This was the start of the store’s continuing expansion.
Such growth, however, would not be possible if it wasn’t for the support of another rags-to-riches entrepreneur and mall magnate, Henry Sy.
The SM Malls founder used to eat at Lydia’s restaurant every Sunday.
Knowing the great opportunity this patron could bring to her, she mustered all her courage and approached Sy to introduce herself.
The good mannered businessman welcomed her into a conversation. It did not take long before Sy offered her the chance to open a store in one of his malls.
In 1990, Lydia’s Lechon opened its first mall branch in SM Sta. Mesa, which was followed by another one in SM Makati.
This expansion carried on until they reached 25 branches.
By 2012, the brand also ventured into producing their own selection of bottled condiments.
Fruits of Her Labor
Currently, Lydia is 70 years old.
She owns a mansion in Baclaran, an 8-hectare piggery—which is being managed by her husband—and a fleet of luxury cars.
All her four children have already finished college.
But her daily grind has not ended yet.
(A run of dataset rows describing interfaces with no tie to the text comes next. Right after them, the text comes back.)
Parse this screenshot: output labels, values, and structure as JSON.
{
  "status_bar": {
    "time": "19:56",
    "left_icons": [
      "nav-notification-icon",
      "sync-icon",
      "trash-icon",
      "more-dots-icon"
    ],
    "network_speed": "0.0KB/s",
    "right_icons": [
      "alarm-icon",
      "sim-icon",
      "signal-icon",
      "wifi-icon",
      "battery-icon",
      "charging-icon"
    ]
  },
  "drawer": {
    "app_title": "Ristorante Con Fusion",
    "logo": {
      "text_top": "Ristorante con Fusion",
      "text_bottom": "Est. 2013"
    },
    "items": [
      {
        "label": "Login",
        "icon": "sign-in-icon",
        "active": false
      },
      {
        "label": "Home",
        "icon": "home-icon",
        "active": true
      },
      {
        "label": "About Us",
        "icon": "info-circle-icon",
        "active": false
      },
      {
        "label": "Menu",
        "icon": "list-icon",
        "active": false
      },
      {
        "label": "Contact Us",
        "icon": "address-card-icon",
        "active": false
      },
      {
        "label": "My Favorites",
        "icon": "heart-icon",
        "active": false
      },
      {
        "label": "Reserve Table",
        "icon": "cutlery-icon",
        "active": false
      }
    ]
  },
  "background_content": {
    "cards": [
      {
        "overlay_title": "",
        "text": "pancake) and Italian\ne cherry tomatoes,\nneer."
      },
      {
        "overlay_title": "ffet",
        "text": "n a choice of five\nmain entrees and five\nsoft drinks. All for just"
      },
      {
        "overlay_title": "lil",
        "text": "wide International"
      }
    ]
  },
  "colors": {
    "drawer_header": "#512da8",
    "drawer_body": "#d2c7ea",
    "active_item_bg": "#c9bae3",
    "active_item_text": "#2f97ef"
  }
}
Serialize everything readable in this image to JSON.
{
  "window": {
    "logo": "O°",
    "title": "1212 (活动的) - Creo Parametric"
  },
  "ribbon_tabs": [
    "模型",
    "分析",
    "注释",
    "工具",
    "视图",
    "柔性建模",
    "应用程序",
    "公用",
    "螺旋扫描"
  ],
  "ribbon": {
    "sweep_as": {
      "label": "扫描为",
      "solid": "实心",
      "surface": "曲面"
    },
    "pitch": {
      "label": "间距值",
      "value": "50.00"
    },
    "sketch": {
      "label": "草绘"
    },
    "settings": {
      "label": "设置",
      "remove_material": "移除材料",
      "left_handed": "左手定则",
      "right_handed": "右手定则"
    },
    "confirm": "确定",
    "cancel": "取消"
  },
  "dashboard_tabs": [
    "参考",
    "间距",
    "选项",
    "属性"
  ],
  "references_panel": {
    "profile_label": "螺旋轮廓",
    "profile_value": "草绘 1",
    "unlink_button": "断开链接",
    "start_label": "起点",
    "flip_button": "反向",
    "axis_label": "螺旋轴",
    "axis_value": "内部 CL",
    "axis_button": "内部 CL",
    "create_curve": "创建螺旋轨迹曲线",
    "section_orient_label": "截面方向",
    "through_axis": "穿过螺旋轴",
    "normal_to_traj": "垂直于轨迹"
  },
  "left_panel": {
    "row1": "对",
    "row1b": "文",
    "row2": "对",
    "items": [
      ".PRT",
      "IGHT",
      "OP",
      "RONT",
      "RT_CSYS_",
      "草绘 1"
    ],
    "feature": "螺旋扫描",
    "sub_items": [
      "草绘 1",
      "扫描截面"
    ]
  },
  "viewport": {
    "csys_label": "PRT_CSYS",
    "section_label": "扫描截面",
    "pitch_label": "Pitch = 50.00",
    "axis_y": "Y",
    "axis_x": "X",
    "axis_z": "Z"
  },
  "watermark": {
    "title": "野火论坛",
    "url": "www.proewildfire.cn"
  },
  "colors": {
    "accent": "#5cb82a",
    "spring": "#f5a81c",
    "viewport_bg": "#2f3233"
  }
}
She would still visit various branches regularly and would start working every midnight to oversee the kitchen operations in the Roxas Boulevard store.
She hasn’t let go of the knife yet, and still chops up lechon in her restaurant, just like she did for the past fifty years.
However, she is considering retiring from the business to let her children take the reins of the company.
While they were still young, she never missed an opportunity to teach her children the daily grind of the enterprise.
She would have them help her before going to school and assist her again after the class.
Together, they all saw the business grew from their hard work, grit, and passion.
This, Lydia believes, is how she will create great successors that will perpetuate her business with the same values, determination, and faith that are the true ingredients of her appetizing success.